However, the application of NANDA taxonomy in the nursing practice is not with barriers and shortcomings. According to Clancy, Effken and Pesut (2008), agreeing on the most appropriate terminology to use to denote a certain intervention or condition is problematic. For instance, it is very problematic for nurses to agree on whether to use the term ‘pain’ to refer to chronic pain because different nurses accord different meanings and definitions to the terminology. Nursing Terminology.
The other barrier of using NANDA taxonomy in the nursing practice is the challenges involved in arranging terms into hierarchies. This is a problem because there is a mixture of relations that have been applied in the construction of the NANDA taxonomy (Hardiker & Rector, 2010). For instance, ‘chronic pain’ is categorized as ‘pain’ meaning that a relatively straight forward term is used.

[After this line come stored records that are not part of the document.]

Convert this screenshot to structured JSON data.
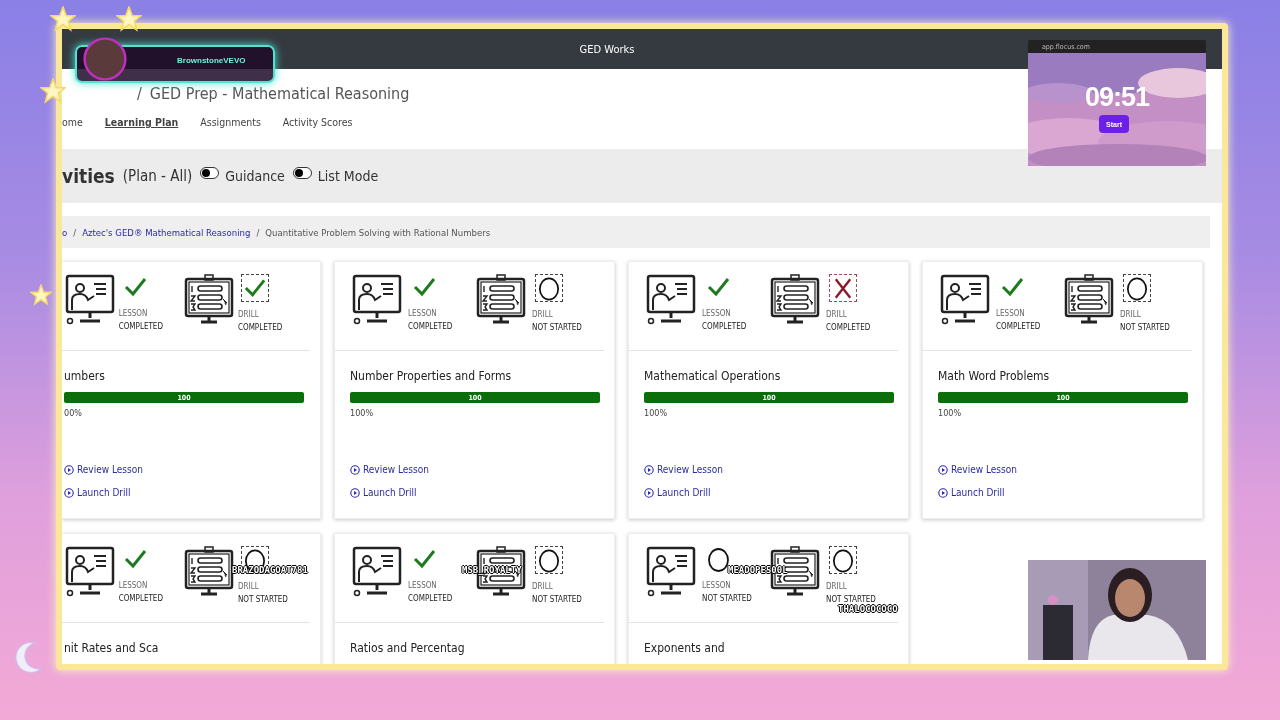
{
  "overlay_user": {
    "name": "BrownstoneVEVO"
  },
  "browser": {
    "navbar_title": "GED Works",
    "title_separator": "/",
    "page_title": "GED Prep - Mathematical Reasoning",
    "nav": [
      {
        "label": "ome",
        "selected": false
      },
      {
        "label": "Learning Plan",
        "selected": true
      },
      {
        "label": "Assignments",
        "selected": false
      },
      {
        "label": "Activity Scores",
        "selected": false
      }
    ],
    "heading": "vities",
    "heading_sub": "(Plan - All)",
    "toggles": [
      {
        "label": "Guidance",
        "on": false
      },
      {
        "label": "List Mode",
        "on": false
      }
    ],
    "breadcrumb": [
      {
        "label": "o",
        "kind": "link"
      },
      {
        "label": "Aztec's GED® Mathematical Reasoning",
        "kind": "link",
        "separator": "/"
      },
      {
        "label": "Quantitative Problem Solving with Rational Numbers",
        "kind": "current",
        "separator": "/"
      }
    ],
    "cards": [
      {
        "lesson": {
          "completed": true,
          "label": "LESSON",
          "state": "COMPLETED"
        },
        "drill": {
          "completed": true,
          "passed": true,
          "label": "DRILL",
          "state": "COMPLETED"
        },
        "title": "umbers",
        "progress": {
          "level": 1,
          "label": "100"
        },
        "percent": "00%",
        "links": [
          "Review Lesson",
          "Launch Drill"
        ]
      },
      {
        "lesson": {
          "completed": true,
          "label": "LESSON",
          "state": "COMPLETED"
        },
        "drill": {
          "completed": false,
          "label": "DRILL",
          "state": "NOT STARTED"
        },
        "title": "Number Properties and Forms",
        "progress": {
          "level": 1,
          "label": "100"
        },
        "percent": "100%",
        "links": [
          "Review Lesson",
          "Launch Drill"
        ]
      },
      {
        "lesson": {
          "completed": true,
          "label": "LESSON",
          "state": "COMPLETED"
        },
        "drill": {
          "completed": true,
          "passed": false,
          "label": "DRILL",
          "state": "COMPLETED"
        },
        "title": "Mathematical Operations",
        "progress": {
          "level": 1,
          "label": "100"
        },
        "percent": "100%",
        "links": [
          "Review Lesson",
          "Launch Drill"
        ]
      },
      {
        "lesson": {
          "completed": true,
          "label": "LESSON",
          "state": "COMPLETED"
        },
        "drill": {
          "completed": false,
          "label": "DRILL",
          "state": "NOT STARTED"
        },
        "title": "Math Word Problems",
        "progress": {
          "level": 1,
          "label": "100"
        },
        "percent": "100%",
        "links": [
          "Review Lesson",
          "Launch Drill"
        ]
      },
      {
        "lesson": {
          "completed": true,
          "label": "LESSON",
          "state": "COMPLETED"
        },
        "drill": {
          "completed": false,
          "label": "DRILL",
          "state": "NOT STARTED"
        },
        "title": "nit Rates and Sca"
      },
      {
        "lesson": {
          "completed": true,
          "label": "LESSON",
          "state": "COMPLETED"
        },
        "drill": {
          "completed": false,
          "label": "DRILL",
          "state": "NOT STARTED"
        },
        "title": "Ratios and Percentag"
      },
      {
        "lesson": {
          "completed": false,
          "label": "LESSON",
          "state": "NOT STARTED"
        },
        "drill": {
          "completed": false,
          "label": "DRILL",
          "state": "NOT STARTED"
        },
        "title": "Exponents and"
      }
    ]
  },
  "timer": {
    "url": "app.flocus.com",
    "time": "09:51",
    "button": "Start"
  },
  "chat_names": [
    "BRAZODAGOAT781",
    "MSB_ROYALTY",
    "MEADOPE500L",
    "THALOCOCOCO"
  ]
}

It is not easier therefore for all nurses across the world to understand the relationship between ‘pain’ and ‘chronic pain’ (Cruze, Pimenta & Lunney, 2009). The larger the number of terms included in any enumerative terminology, the more it becomes difficult to manage. Nursing Terminology.
Anderson, C.A., Keenan, G., & Jones, J. (2009). Using bibliometrics to support your selection of a nursing terminology set. Computers Informatics Nursing, 27(2), 82-90.
Bartlett, R., Bland, A., Rossen, E., Kautz, D., Benfield, S., & Carnevale, C. (2008). Evaluation of the outcome-present state test model as a way to teach clinical reasoning. Journal of Nursing Education, 47(8), 337-344
Bulechek, G. M., Butcher, H., & Dochterman, J. M. (2008). Nursing Interventions Classification (NIC). (5th ed.). St. Louis, MO: Mosby.
Clancy, T. R., Effken, J. A., & Pesut, D. (2008). Applications of complex systems theory in nursing education, research, and practice. Nursing Outlook, 56(5), 248-256.
Cruze, D., Pimenta, C., & Lunney, M. (2009). Improving critical thinking and clinical reasoning with a continuing education course. The Journal of Continuing Education in Nursing, 40(3), 121-127.
Hardiker, N. & Rector, A. (2010). Structural Validation of Nursing Terminologies. Journal of American Medical Information Association, 8(3), 212-221
Park, H. (2010). NANDA-1, NOC, and NIC Linkages in Nursing Care Plans for Hospitalized Patients with Congestive Heart Failure. New York: Sage. Nursing Terminology.